Russia's oil & gas age coming to end, warns Sberbank CEO

Herman Gref, CEO and Chairman of the Executive Board of Sberbank. © Mikhail Voskresenskiy
Oil and gas resources in Russia may run out by 2030 and the country doesn’t have much time to diversify its economy to minimize reliance on energy income, Sberbank CEO Herman Gref said on a popular TV show.

“When will we run out of this mono-product? I think it’s about 2028-2030, when we won’t see a repetition of oil super cycle due to the all the perception and trends we currently see,” said Gref, adding that he could be wrong.

The head of the country's biggest bank stressed that by macroeconomic standards there is not much time to transform Russia's resource-based economy. If nothing changes the country might face either revolutionary shock or a civil war, or become dependent on other countries, warned Gref.

“These are three classical ways out of such a situation,” he said.

At the same time changes are met with strong resistance. “Just imagine what it means to reshape the business of a mineral company? There are so many analysts saying over and over again – that’s ok, the end was projected so many times, but you are still alive,” Gref said.

Experts say developing a new power economy based on renewable energy leads to increased competition in the market for energy products. In particular, the prospect of exporting energy to Europe may be considerably reduced, while increasing supplies to Asia takes major investments to develop the transport infrastructure.

According to Russia’s Energy Ministry, by 2030-2035 global power energy will remain predominantly hydrocarbon-based. By that time energy production in Russia will be slightly lower than current levels, but oil and gas exports will still be the main source of state revenue. Russia has enough oil and gas deposits for at least 40 years, said Deputy Energy Minister Kirill Molodtsov on the sidelines of the St. Petersburg International Gas Forum.

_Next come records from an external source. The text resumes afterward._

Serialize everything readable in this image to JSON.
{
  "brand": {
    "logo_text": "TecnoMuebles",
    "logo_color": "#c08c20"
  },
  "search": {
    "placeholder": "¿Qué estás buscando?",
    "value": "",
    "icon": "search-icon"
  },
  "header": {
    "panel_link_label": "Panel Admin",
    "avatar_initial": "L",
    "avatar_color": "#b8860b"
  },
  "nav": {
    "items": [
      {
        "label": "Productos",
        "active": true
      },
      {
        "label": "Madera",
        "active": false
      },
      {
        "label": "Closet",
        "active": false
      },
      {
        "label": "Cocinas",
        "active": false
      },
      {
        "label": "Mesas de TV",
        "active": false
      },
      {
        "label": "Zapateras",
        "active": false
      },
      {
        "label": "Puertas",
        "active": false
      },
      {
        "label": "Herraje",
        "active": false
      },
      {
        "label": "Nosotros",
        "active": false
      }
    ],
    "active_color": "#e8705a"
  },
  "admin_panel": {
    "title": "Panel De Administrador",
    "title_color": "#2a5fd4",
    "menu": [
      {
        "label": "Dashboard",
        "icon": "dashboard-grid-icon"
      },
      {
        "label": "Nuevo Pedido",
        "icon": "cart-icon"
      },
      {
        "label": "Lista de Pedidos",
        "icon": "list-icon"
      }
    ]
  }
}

However, the economists stress that oil and gas sectors will not be drivers of the economy as it was in mid-2000s.